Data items
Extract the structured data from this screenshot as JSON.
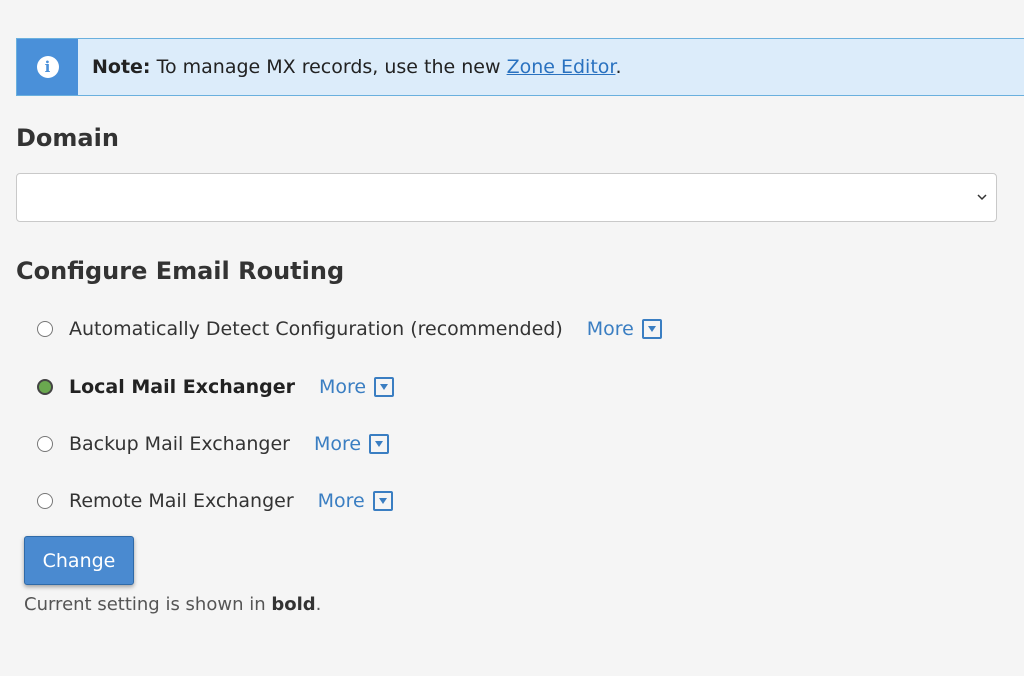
{
  "note": {
    "icon": "info-icon",
    "label": "Note:",
    "text": "To manage MX records, use the new",
    "link": "Zone Editor",
    "suffix": "."
  },
  "domain": {
    "heading": "Domain",
    "selected_value": ""
  },
  "routing": {
    "heading": "Configure Email Routing",
    "options": [
      {
        "label": "Automatically Detect Configuration (recommended)",
        "more": "More",
        "checked": false
      },
      {
        "label": "Local Mail Exchanger",
        "more": "More",
        "checked": true
      },
      {
        "label": "Backup Mail Exchanger",
        "more": "More",
        "checked": false
      },
      {
        "label": "Remote Mail Exchanger",
        "more": "More",
        "checked": false
      }
    ],
    "button": "Change",
    "footnote_prefix": "Current setting is shown in",
    "footnote_bold": "bold",
    "footnote_suffix": "."
  },
  "colors": {
    "accent": "#4a90d9",
    "note_bg": "#dcecfa",
    "link": "#3a7ec2",
    "button_bg": "#4a8ad0",
    "checked_radio": "#6aa84f"
  }
}
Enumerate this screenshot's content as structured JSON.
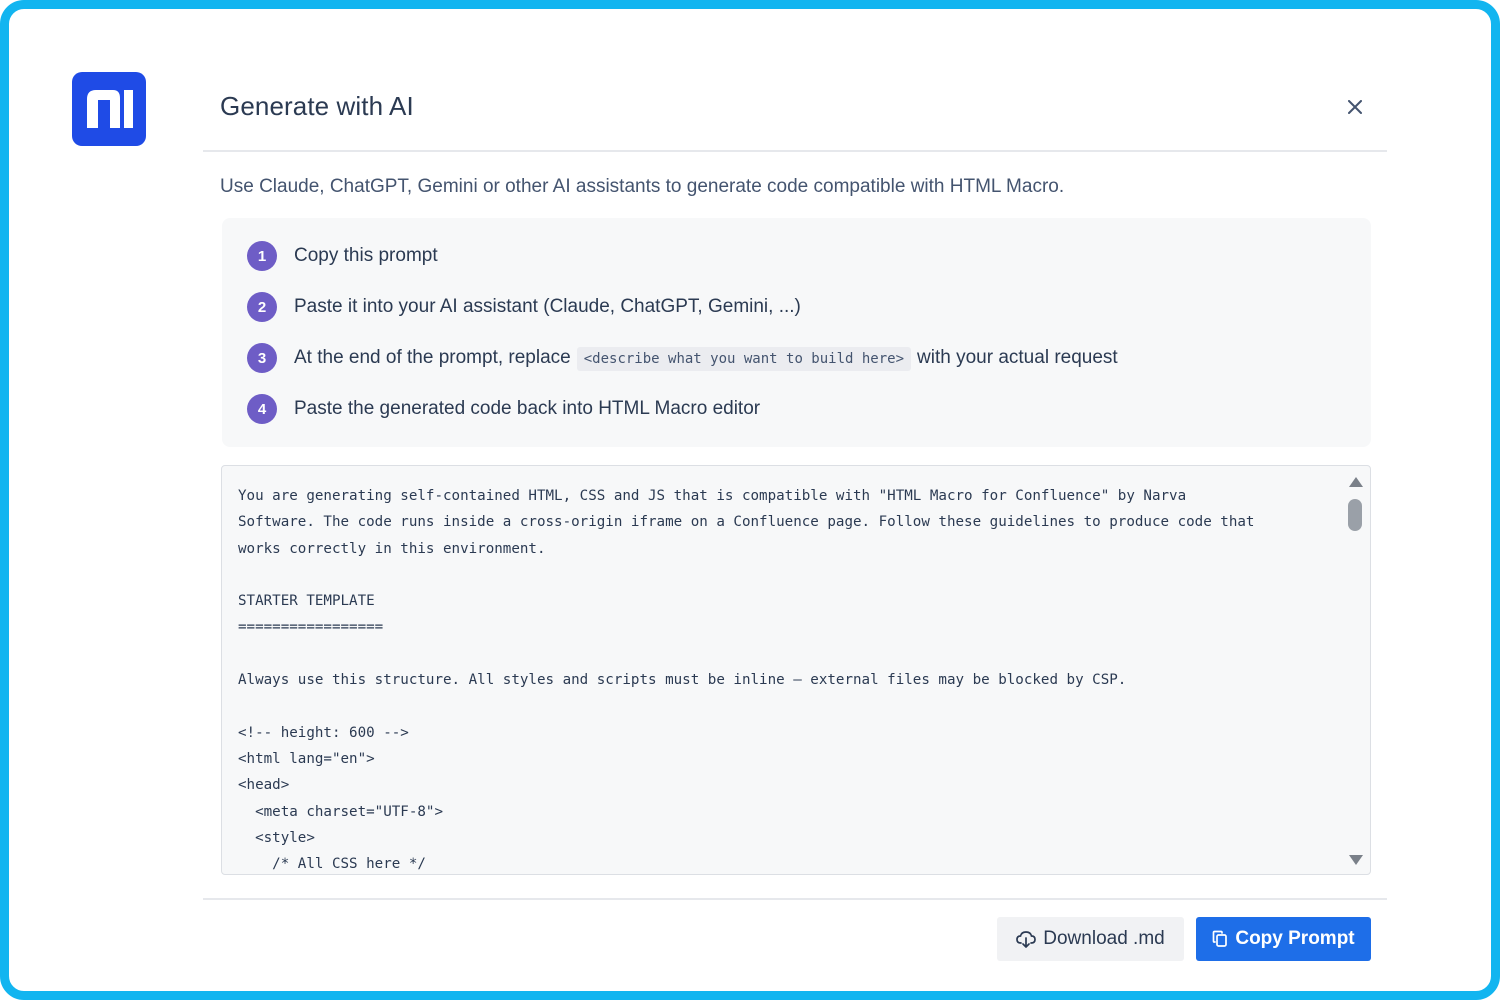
{
  "dialog": {
    "title": "Generate with AI",
    "subtitle": "Use Claude, ChatGPT, Gemini or other AI assistants to generate code compatible with HTML Macro."
  },
  "steps": [
    {
      "number": "1",
      "text": "Copy this prompt"
    },
    {
      "number": "2",
      "text": "Paste it into your AI assistant (Claude, ChatGPT, Gemini, ...)"
    },
    {
      "number": "3",
      "text_before": "At the end of the prompt, replace",
      "code": "<describe what you want to build here>",
      "text_after": "with your actual request"
    },
    {
      "number": "4",
      "text": "Paste the generated code back into HTML Macro editor"
    }
  ],
  "prompt_text": "You are generating self-contained HTML, CSS and JS that is compatible with \"HTML Macro for Confluence\" by Narva\nSoftware. The code runs inside a cross-origin iframe on a Confluence page. Follow these guidelines to produce code that\nworks correctly in this environment.\n\nSTARTER TEMPLATE\n=================\n\nAlways use this structure. All styles and scripts must be inline — external files may be blocked by CSP.\n\n<!-- height: 600 -->\n<html lang=\"en\">\n<head>\n  <meta charset=\"UTF-8\">\n  <style>\n    /* All CSS here */",
  "footer": {
    "download_label": "Download .md",
    "copy_label": "Copy Prompt"
  },
  "icons": {
    "logo": "narva-logo-icon",
    "close": "close-icon",
    "download": "cloud-download-icon",
    "copy": "copy-icon"
  },
  "colors": {
    "frame_border": "#12b5f0",
    "logo_bg": "#1f4be6",
    "step_badge": "#6e5dc6",
    "primary_button": "#1e6ee8"
  }
}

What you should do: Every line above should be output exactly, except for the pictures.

Answer:
Extract the structured data from this screenshot as JSON.
{
  "note": {
    "icon": "info-icon",
    "label": "Note:",
    "text": "To manage MX records, use the new",
    "link": "Zone Editor",
    "suffix": "."
  },
  "domain": {
    "heading": "Domain",
    "selected_value": ""
  },
  "routing": {
    "heading": "Configure Email Routing",
    "options": [
      {
        "label": "Automatically Detect Configuration (recommended)",
        "more": "More",
        "checked": false
      },
      {
        "label": "Local Mail Exchanger",
        "more": "More",
        "checked": true
      },
      {
        "label": "Backup Mail Exchanger",
        "more": "More",
        "checked": false
      },
      {
        "label": "Remote Mail Exchanger",
        "more": "More",
        "checked": false
      }
    ],
    "button": "Change",
    "footnote_prefix": "Current setting is shown in",
    "footnote_bold": "bold",
    "footnote_suffix": "."
  },
  "colors": {
    "accent": "#4a90d9",
    "note_bg": "#dcecfa",
    "link": "#3a7ec2",
    "button_bg": "#4a8ad0",
    "checked_radio": "#6aa84f"
  }
}
Enumerate this screenshot's content as structured JSON.
{
  "dialog": {
    "title": "Generate with AI",
    "subtitle": "Use Claude, ChatGPT, Gemini or other AI assistants to generate code compatible with HTML Macro."
  },
  "steps": [
    {
      "number": "1",
      "text": "Copy this prompt"
    },
    {
      "number": "2",
      "text": "Paste it into your AI assistant (Claude, ChatGPT, Gemini, ...)"
    },
    {
      "number": "3",
      "text_before": "At the end of the prompt, replace",
      "code": "<describe what you want to build here>",
      "text_after": "with your actual request"
    },
    {
      "number": "4",
      "text": "Paste the generated code back into HTML Macro editor"
    }
  ],
  "prompt_text": "You are generating self-contained HTML, CSS and JS that is compatible with \"HTML Macro for Confluence\" by Narva\nSoftware. The code runs inside a cross-origin iframe on a Confluence page. Follow these guidelines to produce code that\nworks correctly in this environment.\n\nSTARTER TEMPLATE\n=================\n\nAlways use this structure. All styles and scripts must be inline — external files may be blocked by CSP.\n\n<!-- height: 600 -->\n<html lang=\"en\">\n<head>\n  <meta charset=\"UTF-8\">\n  <style>\n    /* All CSS here */",
  "footer": {
    "download_label": "Download .md",
    "copy_label": "Copy Prompt"
  },
  "icons": {
    "logo": "narva-logo-icon",
    "close": "close-icon",
    "download": "cloud-download-icon",
    "copy": "copy-icon"
  },
  "colors": {
    "frame_border": "#12b5f0",
    "logo_bg": "#1f4be6",
    "step_badge": "#6e5dc6",
    "primary_button": "#1e6ee8"
  }
}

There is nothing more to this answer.